Task details: The expected response is the full set of records, unchanged.

Available data:
• • • • • • •

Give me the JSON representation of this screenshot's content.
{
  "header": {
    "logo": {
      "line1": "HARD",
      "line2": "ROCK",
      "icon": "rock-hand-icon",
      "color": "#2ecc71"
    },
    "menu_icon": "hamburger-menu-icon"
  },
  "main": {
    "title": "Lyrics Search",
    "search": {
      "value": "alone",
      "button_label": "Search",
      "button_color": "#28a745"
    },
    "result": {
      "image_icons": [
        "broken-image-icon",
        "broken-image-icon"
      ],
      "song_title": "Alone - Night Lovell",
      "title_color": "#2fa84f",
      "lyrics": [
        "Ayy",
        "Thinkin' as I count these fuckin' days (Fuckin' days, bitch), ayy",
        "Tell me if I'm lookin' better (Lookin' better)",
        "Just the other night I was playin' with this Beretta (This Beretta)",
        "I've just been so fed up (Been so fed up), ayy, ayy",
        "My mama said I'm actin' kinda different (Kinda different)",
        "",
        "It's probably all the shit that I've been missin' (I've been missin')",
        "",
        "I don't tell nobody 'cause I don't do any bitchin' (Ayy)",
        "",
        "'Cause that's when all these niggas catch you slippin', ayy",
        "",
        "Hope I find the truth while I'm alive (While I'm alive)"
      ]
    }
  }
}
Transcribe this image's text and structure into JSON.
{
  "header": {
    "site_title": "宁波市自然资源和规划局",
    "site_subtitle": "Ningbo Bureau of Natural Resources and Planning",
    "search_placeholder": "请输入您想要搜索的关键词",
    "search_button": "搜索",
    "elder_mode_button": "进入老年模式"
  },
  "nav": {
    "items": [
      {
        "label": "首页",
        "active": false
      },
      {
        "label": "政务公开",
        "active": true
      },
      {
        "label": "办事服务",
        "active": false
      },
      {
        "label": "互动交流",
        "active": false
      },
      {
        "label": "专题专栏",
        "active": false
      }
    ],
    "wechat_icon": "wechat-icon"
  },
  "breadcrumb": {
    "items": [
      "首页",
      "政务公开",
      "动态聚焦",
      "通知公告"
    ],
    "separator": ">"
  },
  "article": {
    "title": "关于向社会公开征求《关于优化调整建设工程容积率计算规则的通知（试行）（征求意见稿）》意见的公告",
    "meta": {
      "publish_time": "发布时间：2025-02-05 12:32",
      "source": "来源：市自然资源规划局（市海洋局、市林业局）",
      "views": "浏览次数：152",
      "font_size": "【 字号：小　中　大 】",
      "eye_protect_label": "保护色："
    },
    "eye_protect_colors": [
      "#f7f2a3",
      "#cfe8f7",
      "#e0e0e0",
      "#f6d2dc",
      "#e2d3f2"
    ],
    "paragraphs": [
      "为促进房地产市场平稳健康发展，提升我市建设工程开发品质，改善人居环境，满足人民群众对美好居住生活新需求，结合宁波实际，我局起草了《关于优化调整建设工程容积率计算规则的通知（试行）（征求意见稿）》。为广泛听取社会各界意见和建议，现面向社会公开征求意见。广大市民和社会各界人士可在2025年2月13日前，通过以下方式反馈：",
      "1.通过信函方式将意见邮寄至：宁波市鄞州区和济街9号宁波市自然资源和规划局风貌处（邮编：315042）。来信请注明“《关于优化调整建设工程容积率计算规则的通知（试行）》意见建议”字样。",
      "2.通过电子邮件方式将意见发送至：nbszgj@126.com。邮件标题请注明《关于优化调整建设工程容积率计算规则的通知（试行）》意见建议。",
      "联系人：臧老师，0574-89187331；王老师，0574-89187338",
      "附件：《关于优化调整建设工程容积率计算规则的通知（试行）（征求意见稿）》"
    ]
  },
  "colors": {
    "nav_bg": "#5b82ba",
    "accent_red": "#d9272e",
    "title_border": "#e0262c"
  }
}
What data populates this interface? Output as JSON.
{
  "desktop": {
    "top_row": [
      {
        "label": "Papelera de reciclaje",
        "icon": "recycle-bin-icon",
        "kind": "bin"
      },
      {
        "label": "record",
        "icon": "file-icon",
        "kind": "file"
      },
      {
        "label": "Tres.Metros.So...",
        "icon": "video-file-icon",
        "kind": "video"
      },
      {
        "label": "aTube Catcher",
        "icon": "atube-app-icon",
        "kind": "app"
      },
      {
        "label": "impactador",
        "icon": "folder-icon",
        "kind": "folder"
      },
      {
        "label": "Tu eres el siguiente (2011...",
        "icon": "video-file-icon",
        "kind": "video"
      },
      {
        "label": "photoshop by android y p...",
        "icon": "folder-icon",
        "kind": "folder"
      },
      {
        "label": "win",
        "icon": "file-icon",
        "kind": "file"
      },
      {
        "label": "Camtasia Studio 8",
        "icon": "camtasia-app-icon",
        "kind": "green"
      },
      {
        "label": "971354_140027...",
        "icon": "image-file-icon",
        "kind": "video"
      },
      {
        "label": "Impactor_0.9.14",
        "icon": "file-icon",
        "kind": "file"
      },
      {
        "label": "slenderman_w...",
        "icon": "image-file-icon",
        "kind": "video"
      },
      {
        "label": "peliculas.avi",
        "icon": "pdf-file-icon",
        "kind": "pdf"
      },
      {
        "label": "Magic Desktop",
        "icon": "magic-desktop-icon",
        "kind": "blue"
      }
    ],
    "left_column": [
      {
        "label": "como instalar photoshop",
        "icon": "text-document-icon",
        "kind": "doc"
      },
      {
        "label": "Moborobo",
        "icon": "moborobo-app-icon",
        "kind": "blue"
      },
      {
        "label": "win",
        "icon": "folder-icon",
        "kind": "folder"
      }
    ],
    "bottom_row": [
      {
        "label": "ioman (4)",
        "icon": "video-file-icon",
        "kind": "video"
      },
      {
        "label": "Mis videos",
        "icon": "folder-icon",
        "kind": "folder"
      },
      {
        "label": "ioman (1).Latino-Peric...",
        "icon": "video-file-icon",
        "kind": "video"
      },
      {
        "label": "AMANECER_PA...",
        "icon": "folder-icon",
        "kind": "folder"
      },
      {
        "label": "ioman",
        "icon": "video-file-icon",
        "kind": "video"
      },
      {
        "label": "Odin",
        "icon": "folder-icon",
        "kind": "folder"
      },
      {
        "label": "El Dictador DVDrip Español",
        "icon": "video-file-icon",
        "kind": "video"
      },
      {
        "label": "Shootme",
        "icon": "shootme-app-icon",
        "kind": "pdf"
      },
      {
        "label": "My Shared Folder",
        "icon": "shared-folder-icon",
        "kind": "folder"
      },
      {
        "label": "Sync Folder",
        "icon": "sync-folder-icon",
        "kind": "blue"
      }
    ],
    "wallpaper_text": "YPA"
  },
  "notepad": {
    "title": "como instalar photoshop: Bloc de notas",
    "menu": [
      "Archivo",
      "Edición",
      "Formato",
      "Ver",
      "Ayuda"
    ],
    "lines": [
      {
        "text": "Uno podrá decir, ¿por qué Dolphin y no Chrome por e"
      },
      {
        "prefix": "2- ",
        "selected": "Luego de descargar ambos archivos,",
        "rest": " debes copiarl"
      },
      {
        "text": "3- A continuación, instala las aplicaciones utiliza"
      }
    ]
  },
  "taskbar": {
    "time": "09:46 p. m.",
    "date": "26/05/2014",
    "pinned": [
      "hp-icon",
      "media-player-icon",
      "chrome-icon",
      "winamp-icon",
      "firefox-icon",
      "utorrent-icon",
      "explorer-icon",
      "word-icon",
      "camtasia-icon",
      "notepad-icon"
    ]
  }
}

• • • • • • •

Answer to the exercise:
Give me the JSON representation of this screenshot's content.
{
  "header": {
    "logo": {
      "line1": "HARD",
      "line2": "ROCK",
      "icon": "rock-hand-icon",
      "color": "#2ecc71"
    },
    "menu_icon": "hamburger-menu-icon"
  },
  "main": {
    "title": "Lyrics Search",
    "search": {
      "value": "alone",
      "button_label": "Search",
      "button_color": "#28a745"
    },
    "result": {
      "image_icons": [
        "broken-image-icon",
        "broken-image-icon"
      ],
      "song_title": "Alone - Night Lovell",
      "title_color": "#2fa84f",
      "lyrics": [
        "Ayy",
        "Thinkin' as I count these fuckin' days (Fuckin' days, bitch), ayy",
        "Tell me if I'm lookin' better (Lookin' better)",
        "Just the other night I was playin' with this Beretta (This Beretta)",
        "I've just been so fed up (Been so fed up), ayy, ayy",
        "My mama said I'm actin' kinda different (Kinda different)",
        "",
        "It's probably all the shit that I've been missin' (I've been missin')",
        "",
        "I don't tell nobody 'cause I don't do any bitchin' (Ayy)",
        "",
        "'Cause that's when all these niggas catch you slippin', ayy",
        "",
        "Hope I find the truth while I'm alive (While I'm alive)"
      ]
    }
  }
}
Transcribe this image's text and structure into JSON.
{
  "header": {
    "site_title": "宁波市自然资源和规划局",
    "site_subtitle": "Ningbo Bureau of Natural Resources and Planning",
    "search_placeholder": "请输入您想要搜索的关键词",
    "search_button": "搜索",
    "elder_mode_button": "进入老年模式"
  },
  "nav": {
    "items": [
      {
        "label": "首页",
        "active": false
      },
      {
        "label": "政务公开",
        "active": true
      },
      {
        "label": "办事服务",
        "active": false
      },
      {
        "label": "互动交流",
        "active": false
      },
      {
        "label": "专题专栏",
        "active": false
      }
    ],
    "wechat_icon": "wechat-icon"
  },
  "breadcrumb": {
    "items": [
      "首页",
      "政务公开",
      "动态聚焦",
      "通知公告"
    ],
    "separator": ">"
  },
  "article": {
    "title": "关于向社会公开征求《关于优化调整建设工程容积率计算规则的通知（试行）（征求意见稿）》意见的公告",
    "meta": {
      "publish_time": "发布时间：2025-02-05 12:32",
      "source": "来源：市自然资源规划局（市海洋局、市林业局）",
      "views": "浏览次数：152",
      "font_size": "【 字号：小　中　大 】",
      "eye_protect_label": "保护色："
    },
    "eye_protect_colors": [
      "#f7f2a3",
      "#cfe8f7",
      "#e0e0e0",
      "#f6d2dc",
      "#e2d3f2"
    ],
    "paragraphs": [
      "为促进房地产市场平稳健康发展，提升我市建设工程开发品质，改善人居环境，满足人民群众对美好居住生活新需求，结合宁波实际，我局起草了《关于优化调整建设工程容积率计算规则的通知（试行）（征求意见稿）》。为广泛听取社会各界意见和建议，现面向社会公开征求意见。广大市民和社会各界人士可在2025年2月13日前，通过以下方式反馈：",
      "1.通过信函方式将意见邮寄至：宁波市鄞州区和济街9号宁波市自然资源和规划局风貌处（邮编：315042）。来信请注明“《关于优化调整建设工程容积率计算规则的通知（试行）》意见建议”字样。",
      "2.通过电子邮件方式将意见发送至：nbszgj@126.com。邮件标题请注明《关于优化调整建设工程容积率计算规则的通知（试行）》意见建议。",
      "联系人：臧老师，0574-89187331；王老师，0574-89187338",
      "附件：《关于优化调整建设工程容积率计算规则的通知（试行）（征求意见稿）》"
    ]
  },
  "colors": {
    "nav_bg": "#5b82ba",
    "accent_red": "#d9272e",
    "title_border": "#e0262c"
  }
}
What data populates this interface? Output as JSON.
{
  "desktop": {
    "top_row": [
      {
        "label": "Papelera de reciclaje",
        "icon": "recycle-bin-icon",
        "kind": "bin"
      },
      {
        "label": "record",
        "icon": "file-icon",
        "kind": "file"
      },
      {
        "label": "Tres.Metros.So...",
        "icon": "video-file-icon",
        "kind": "video"
      },
      {
        "label": "aTube Catcher",
        "icon": "atube-app-icon",
        "kind": "app"
      },
      {
        "label": "impactador",
        "icon": "folder-icon",
        "kind": "folder"
      },
      {
        "label": "Tu eres el siguiente (2011...",
        "icon": "video-file-icon",
        "kind": "video"
      },
      {
        "label": "photoshop by android y p...",
        "icon": "folder-icon",
        "kind": "folder"
      },
      {
        "label": "win",
        "icon": "file-icon",
        "kind": "file"
      },
      {
        "label": "Camtasia Studio 8",
        "icon": "camtasia-app-icon",
        "kind": "green"
      },
      {
        "label": "971354_140027...",
        "icon": "image-file-icon",
        "kind": "video"
      },
      {
        "label": "Impactor_0.9.14",
        "icon": "file-icon",
        "kind": "file"
      },
      {
        "label": "slenderman_w...",
        "icon": "image-file-icon",
        "kind": "video"
      },
      {
        "label": "peliculas.avi",
        "icon": "pdf-file-icon",
        "kind": "pdf"
      },
      {
        "label": "Magic Desktop",
        "icon": "magic-desktop-icon",
        "kind": "blue"
      }
    ],
    "left_column": [
      {
        "label": "como instalar photoshop",
        "icon": "text-document-icon",
        "kind": "doc"
      },
      {
        "label": "Moborobo",
        "icon": "moborobo-app-icon",
        "kind": "blue"
      },
      {
        "label": "win",
        "icon": "folder-icon",
        "kind": "folder"
      }
    ],
    "bottom_row": [
      {
        "label": "ioman (4)",
        "icon": "video-file-icon",
        "kind": "video"
      },
      {
        "label": "Mis videos",
        "icon": "folder-icon",
        "kind": "folder"
      },
      {
        "label": "ioman (1).Latino-Peric...",
        "icon": "video-file-icon",
        "kind": "video"
      },
      {
        "label": "AMANECER_PA...",
        "icon": "folder-icon",
        "kind": "folder"
      },
      {
        "label": "ioman",
        "icon": "video-file-icon",
        "kind": "video"
      },
      {
        "label": "Odin",
        "icon": "folder-icon",
        "kind": "folder"
      },
      {
        "label": "El Dictador DVDrip Español",
        "icon": "video-file-icon",
        "kind": "video"
      },
      {
        "label": "Shootme",
        "icon": "shootme-app-icon",
        "kind": "pdf"
      },
      {
        "label": "My Shared Folder",
        "icon": "shared-folder-icon",
        "kind": "folder"
      },
      {
        "label": "Sync Folder",
        "icon": "sync-folder-icon",
        "kind": "blue"
      }
    ],
    "wallpaper_text": "YPA"
  },
  "notepad": {
    "title": "como instalar photoshop: Bloc de notas",
    "menu": [
      "Archivo",
      "Edición",
      "Formato",
      "Ver",
      "Ayuda"
    ],
    "lines": [
      {
        "text": "Uno podrá decir, ¿por qué Dolphin y no Chrome por e"
      },
      {
        "prefix": "2- ",
        "selected": "Luego de descargar ambos archivos,",
        "rest": " debes copiarl"
      },
      {
        "text": "3- A continuación, instala las aplicaciones utiliza"
      }
    ]
  },
  "taskbar": {
    "time": "09:46 p. m.",
    "date": "26/05/2014",
    "pinned": [
      "hp-icon",
      "media-player-icon",
      "chrome-icon",
      "winamp-icon",
      "firefox-icon",
      "utorrent-icon",
      "explorer-icon",
      "word-icon",
      "camtasia-icon",
      "notepad-icon"
    ]
  }
}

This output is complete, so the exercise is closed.